▶ Data to examine:
........

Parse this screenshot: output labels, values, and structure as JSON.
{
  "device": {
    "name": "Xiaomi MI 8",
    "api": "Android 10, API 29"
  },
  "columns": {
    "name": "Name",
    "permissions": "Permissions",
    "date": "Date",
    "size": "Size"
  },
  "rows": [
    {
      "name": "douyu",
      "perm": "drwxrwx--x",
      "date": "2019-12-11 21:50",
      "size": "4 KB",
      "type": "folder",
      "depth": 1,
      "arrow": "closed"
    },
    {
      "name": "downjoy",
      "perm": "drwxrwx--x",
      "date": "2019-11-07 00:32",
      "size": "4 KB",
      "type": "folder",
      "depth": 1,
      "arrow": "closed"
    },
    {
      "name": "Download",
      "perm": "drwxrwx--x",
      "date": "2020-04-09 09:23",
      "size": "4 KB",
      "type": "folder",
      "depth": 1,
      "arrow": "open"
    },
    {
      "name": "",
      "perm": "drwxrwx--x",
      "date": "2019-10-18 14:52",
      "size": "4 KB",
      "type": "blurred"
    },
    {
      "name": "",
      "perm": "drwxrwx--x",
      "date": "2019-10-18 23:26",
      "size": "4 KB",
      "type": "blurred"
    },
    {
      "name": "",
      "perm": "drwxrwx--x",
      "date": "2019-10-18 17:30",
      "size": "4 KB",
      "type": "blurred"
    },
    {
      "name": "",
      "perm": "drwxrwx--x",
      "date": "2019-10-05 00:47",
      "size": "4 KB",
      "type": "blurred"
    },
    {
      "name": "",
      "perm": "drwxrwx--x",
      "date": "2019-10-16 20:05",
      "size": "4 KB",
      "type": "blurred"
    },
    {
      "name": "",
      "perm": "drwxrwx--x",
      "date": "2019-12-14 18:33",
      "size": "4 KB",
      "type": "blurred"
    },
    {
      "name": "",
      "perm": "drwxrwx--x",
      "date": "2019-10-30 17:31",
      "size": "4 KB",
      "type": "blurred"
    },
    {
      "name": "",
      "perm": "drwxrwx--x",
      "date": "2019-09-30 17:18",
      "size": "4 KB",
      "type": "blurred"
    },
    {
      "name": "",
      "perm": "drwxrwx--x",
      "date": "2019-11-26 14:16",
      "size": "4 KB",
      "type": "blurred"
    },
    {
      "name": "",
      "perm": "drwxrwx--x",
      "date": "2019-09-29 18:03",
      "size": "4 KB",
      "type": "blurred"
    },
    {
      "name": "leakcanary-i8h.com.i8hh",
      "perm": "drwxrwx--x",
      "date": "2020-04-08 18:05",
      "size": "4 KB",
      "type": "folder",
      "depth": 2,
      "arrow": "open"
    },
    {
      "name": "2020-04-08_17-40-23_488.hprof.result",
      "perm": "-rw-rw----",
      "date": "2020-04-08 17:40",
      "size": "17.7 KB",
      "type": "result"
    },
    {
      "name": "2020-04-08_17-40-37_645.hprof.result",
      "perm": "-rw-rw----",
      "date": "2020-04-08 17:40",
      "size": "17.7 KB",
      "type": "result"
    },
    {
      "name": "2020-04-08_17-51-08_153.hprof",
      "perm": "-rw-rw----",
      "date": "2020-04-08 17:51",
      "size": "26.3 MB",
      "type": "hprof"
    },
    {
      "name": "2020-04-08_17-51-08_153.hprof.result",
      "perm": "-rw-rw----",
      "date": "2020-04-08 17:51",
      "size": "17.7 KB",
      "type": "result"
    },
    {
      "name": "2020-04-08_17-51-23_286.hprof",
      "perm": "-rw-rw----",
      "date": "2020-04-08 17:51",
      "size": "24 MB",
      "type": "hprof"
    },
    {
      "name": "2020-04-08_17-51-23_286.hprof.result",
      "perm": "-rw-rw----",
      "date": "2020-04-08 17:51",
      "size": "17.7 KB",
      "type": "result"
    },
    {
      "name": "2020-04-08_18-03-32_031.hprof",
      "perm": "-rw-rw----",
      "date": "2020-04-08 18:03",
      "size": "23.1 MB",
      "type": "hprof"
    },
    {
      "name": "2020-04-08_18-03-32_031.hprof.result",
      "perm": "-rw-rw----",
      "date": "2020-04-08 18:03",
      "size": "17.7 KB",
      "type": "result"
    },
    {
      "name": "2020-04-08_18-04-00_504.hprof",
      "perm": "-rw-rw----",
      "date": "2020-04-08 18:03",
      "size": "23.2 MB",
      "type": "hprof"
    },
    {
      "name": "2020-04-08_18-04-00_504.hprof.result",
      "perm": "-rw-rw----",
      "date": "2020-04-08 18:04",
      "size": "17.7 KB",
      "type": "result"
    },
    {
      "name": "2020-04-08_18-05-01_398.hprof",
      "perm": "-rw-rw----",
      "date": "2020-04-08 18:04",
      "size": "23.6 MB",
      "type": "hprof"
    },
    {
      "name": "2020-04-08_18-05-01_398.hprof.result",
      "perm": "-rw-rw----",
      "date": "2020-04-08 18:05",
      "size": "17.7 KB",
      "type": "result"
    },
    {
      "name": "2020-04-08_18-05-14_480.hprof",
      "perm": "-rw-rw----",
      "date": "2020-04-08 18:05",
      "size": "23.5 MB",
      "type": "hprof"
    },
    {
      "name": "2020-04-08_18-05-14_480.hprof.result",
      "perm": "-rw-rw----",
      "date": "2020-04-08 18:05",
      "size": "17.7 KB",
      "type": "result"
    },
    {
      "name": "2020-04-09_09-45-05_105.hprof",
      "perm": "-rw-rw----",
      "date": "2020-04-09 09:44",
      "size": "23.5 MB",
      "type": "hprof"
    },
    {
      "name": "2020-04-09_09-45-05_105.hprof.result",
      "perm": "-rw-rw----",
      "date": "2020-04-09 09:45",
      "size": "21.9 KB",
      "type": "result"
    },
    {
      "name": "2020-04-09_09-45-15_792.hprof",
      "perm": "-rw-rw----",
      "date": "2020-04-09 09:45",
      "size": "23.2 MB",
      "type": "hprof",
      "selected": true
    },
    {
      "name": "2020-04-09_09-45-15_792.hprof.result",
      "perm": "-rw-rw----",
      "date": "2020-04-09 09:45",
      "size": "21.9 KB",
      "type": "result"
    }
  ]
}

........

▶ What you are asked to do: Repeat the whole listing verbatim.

▶ Task response:
Parse this screenshot: output labels, values, and structure as JSON.
{
  "device": {
    "name": "Xiaomi MI 8",
    "api": "Android 10, API 29"
  },
  "columns": {
    "name": "Name",
    "permissions": "Permissions",
    "date": "Date",
    "size": "Size"
  },
  "rows": [
    {
      "name": "douyu",
      "perm": "drwxrwx--x",
      "date": "2019-12-11 21:50",
      "size": "4 KB",
      "type": "folder",
      "depth": 1,
      "arrow": "closed"
    },
    {
      "name": "downjoy",
      "perm": "drwxrwx--x",
      "date": "2019-11-07 00:32",
      "size": "4 KB",
      "type": "folder",
      "depth": 1,
      "arrow": "closed"
    },
    {
      "name": "Download",
      "perm": "drwxrwx--x",
      "date": "2020-04-09 09:23",
      "size": "4 KB",
      "type": "folder",
      "depth": 1,
      "arrow": "open"
    },
    {
      "name": "",
      "perm": "drwxrwx--x",
      "date": "2019-10-18 14:52",
      "size": "4 KB",
      "type": "blurred"
    },
    {
      "name": "",
      "perm": "drwxrwx--x",
      "date": "2019-10-18 23:26",
      "size": "4 KB",
      "type": "blurred"
    },
    {
      "name": "",
      "perm": "drwxrwx--x",
      "date": "2019-10-18 17:30",
      "size": "4 KB",
      "type": "blurred"
    },
    {
      "name": "",
      "perm": "drwxrwx--x",
      "date": "2019-10-05 00:47",
      "size": "4 KB",
      "type": "blurred"
    },
    {
      "name": "",
      "perm": "drwxrwx--x",
      "date": "2019-10-16 20:05",
      "size": "4 KB",
      "type": "blurred"
    },
    {
      "name": "",
      "perm": "drwxrwx--x",
      "date": "2019-12-14 18:33",
      "size": "4 KB",
      "type": "blurred"
    },
    {
      "name": "",
      "perm": "drwxrwx--x",
      "date": "2019-10-30 17:31",
      "size": "4 KB",
      "type": "blurred"
    },
    {
      "name": "",
      "perm": "drwxrwx--x",
      "date": "2019-09-30 17:18",
      "size": "4 KB",
      "type": "blurred"
    },
    {
      "name": "",
      "perm": "drwxrwx--x",
      "date": "2019-11-26 14:16",
      "size": "4 KB",
      "type": "blurred"
    },
    {
      "name": "",
      "perm": "drwxrwx--x",
      "date": "2019-09-29 18:03",
      "size": "4 KB",
      "type": "blurred"
    },
    {
      "name": "leakcanary-i8h.com.i8hh",
      "perm": "drwxrwx--x",
      "date": "2020-04-08 18:05",
      "size": "4 KB",
      "type": "folder",
      "depth": 2,
      "arrow": "open"
    },
    {
      "name": "2020-04-08_17-40-23_488.hprof.result",
      "perm": "-rw-rw----",
      "date": "2020-04-08 17:40",
      "size": "17.7 KB",
      "type": "result"
    },
    {
      "name": "2020-04-08_17-40-37_645.hprof.result",
      "perm": "-rw-rw----",
      "date": "2020-04-08 17:40",
      "size": "17.7 KB",
      "type": "result"
    },
    {
      "name": "2020-04-08_17-51-08_153.hprof",
      "perm": "-rw-rw----",
      "date": "2020-04-08 17:51",
      "size": "26.3 MB",
      "type": "hprof"
    },
    {
      "name": "2020-04-08_17-51-08_153.hprof.result",
      "perm": "-rw-rw----",
      "date": "2020-04-08 17:51",
      "size": "17.7 KB",
      "type": "result"
    },
    {
      "name": "2020-04-08_17-51-23_286.hprof",
      "perm": "-rw-rw----",
      "date": "2020-04-08 17:51",
      "size": "24 MB",
      "type": "hprof"
    },
    {
      "name": "2020-04-08_17-51-23_286.hprof.result",
      "perm": "-rw-rw----",
      "date": "2020-04-08 17:51",
      "size": "17.7 KB",
      "type": "result"
    },
    {
      "name": "2020-04-08_18-03-32_031.hprof",
      "perm": "-rw-rw----",
      "date": "2020-04-08 18:03",
      "size": "23.1 MB",
      "type": "hprof"
    },
    {
      "name": "2020-04-08_18-03-32_031.hprof.result",
      "perm": "-rw-rw----",
      "date": "2020-04-08 18:03",
      "size": "17.7 KB",
      "type": "result"
    },
    {
      "name": "2020-04-08_18-04-00_504.hprof",
      "perm": "-rw-rw----",
      "date": "2020-04-08 18:03",
      "size": "23.2 MB",
      "type": "hprof"
    },
    {
      "name": "2020-04-08_18-04-00_504.hprof.result",
      "perm": "-rw-rw----",
      "date": "2020-04-08 18:04",
      "size": "17.7 KB",
      "type": "result"
    },
    {
      "name": "2020-04-08_18-05-01_398.hprof",
      "perm": "-rw-rw----",
      "date": "2020-04-08 18:04",
      "size": "23.6 MB",
      "type": "hprof"
    },
    {
      "name": "2020-04-08_18-05-01_398.hprof.result",
      "perm": "-rw-rw----",
      "date": "2020-04-08 18:05",
      "size": "17.7 KB",
      "type": "result"
    },
    {
      "name": "2020-04-08_18-05-14_480.hprof",
      "perm": "-rw-rw----",
      "date": "2020-04-08 18:05",
      "size": "23.5 MB",
      "type": "hprof"
    },
    {
      "name": "2020-04-08_18-05-14_480.hprof.result",
      "perm": "-rw-rw----",
      "date": "2020-04-08 18:05",
      "size": "17.7 KB",
      "type": "result"
    },
    {
      "name": "2020-04-09_09-45-05_105.hprof",
      "perm": "-rw-rw----",
      "date": "2020-04-09 09:44",
      "size": "23.5 MB",
      "type": "hprof"
    },
    {
      "name": "2020-04-09_09-45-05_105.hprof.result",
      "perm": "-rw-rw----",
      "date": "2020-04-09 09:45",
      "size": "21.9 KB",
      "type": "result"
    },
    {
      "name": "2020-04-09_09-45-15_792.hprof",
      "perm": "-rw-rw----",
      "date": "2020-04-09 09:45",
      "size": "23.2 MB",
      "type": "hprof",
      "selected": true
    },
    {
      "name": "2020-04-09_09-45-15_792.hprof.result",
      "perm": "-rw-rw----",
      "date": "2020-04-09 09:45",
      "size": "21.9 KB",
      "type": "result"
    }
  ]
}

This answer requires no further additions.